Electrical engineers earn an average annual salary of just over $107,000. Entry-level positions in this field start at around $89,000 and experienced electrical engineers can expect to earn salaries in the range of $150,000. Moreover, an hourly rate of $54.83 is paid to experienced engineers.
These figures vary based on factors such as location, level of education, and specialization. Electrical engineers design, develop, and implement electrical systems, components, and technologies.
It makes their expertise crucial in various industries and contributes to their competitive salaries.
The job outlook for electrical engineers is positive in all three countries, with demand expected to grow due to ongoing technological advancements and the need for innovative electronic devices and technologies. In the US, the job outlook for electrical engineers is projected to increase by 3% between 2021 and 2031.
Choosing a Career in the Electrical Industry
- High Demand for Skilled Professionals: As technology advances, the demand for skilled electrical professionals remains consistently high. From electricians to electrical engineers, there is a constant need for individuals who can design, install, and maintain electrical systems.
- Job Stability and Security: The electrical industry offers job stability and security. Electrical systems are critical in various sectors, such as construction, manufacturing, telecommunications, and renewable energy, ensuring a continuous need for qualified professionals.
- Diverse Career Paths: The electrical industry provides many career paths. Whether you become an electrician or electrical engineer or specialize in electronics, automation, or power distribution, there are abundant opportunities for growth and specialization.
- Hands-On and Problem-Solving Work: The electrical industry offers just that if you enjoy hands-on work and problem-solving. Electricians work on practical installations and repairs, while electrical engineers design and innovate solutions to real-world challenges.
- Continuous Learning and Innovation: The electrical industry constantly evolves, embracing new technologies and sustainable practices. As an electrical professional, you can stay updated on the latest advancements and be at the forefront of innovative solutions that contribute to a more sustainable and efficient future.
In a world fueled by electricity, the roles of electrician and electrical engineer are the unseen gears that power progress. As we’ve explored their unique contributions, it becomes clear that each plays a crucial part in our modern lives.
Electrical engineers, the innovators, weave the tapestry of our electrical infrastructure, while electricians, the guardians, keep the current flowing safely.

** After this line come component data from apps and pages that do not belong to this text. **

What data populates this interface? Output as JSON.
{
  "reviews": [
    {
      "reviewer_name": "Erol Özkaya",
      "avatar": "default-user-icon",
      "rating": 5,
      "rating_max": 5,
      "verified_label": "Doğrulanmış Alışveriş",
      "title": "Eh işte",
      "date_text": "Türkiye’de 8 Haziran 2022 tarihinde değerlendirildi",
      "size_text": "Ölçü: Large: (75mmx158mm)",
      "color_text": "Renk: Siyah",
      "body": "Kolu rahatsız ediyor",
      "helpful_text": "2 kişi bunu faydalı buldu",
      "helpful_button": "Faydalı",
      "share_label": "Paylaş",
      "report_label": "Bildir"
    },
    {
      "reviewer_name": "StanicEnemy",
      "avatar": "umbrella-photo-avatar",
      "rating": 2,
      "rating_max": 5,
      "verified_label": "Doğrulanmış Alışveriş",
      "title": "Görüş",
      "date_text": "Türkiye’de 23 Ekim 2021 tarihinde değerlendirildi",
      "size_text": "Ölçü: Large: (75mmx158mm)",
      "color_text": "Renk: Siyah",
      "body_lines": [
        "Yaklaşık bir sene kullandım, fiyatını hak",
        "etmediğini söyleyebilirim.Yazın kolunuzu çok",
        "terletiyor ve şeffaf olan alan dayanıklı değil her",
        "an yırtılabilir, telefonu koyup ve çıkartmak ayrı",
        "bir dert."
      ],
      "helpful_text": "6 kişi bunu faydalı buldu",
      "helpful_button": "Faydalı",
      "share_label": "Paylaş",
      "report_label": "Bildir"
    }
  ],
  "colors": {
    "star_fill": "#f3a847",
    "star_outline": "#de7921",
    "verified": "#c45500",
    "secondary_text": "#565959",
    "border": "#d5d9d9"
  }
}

Both distinct yet intertwined professions form the backbone of our electrified civilization, propelling us toward a brighter, more efficient future. Together, they light the way to limitless possibilities.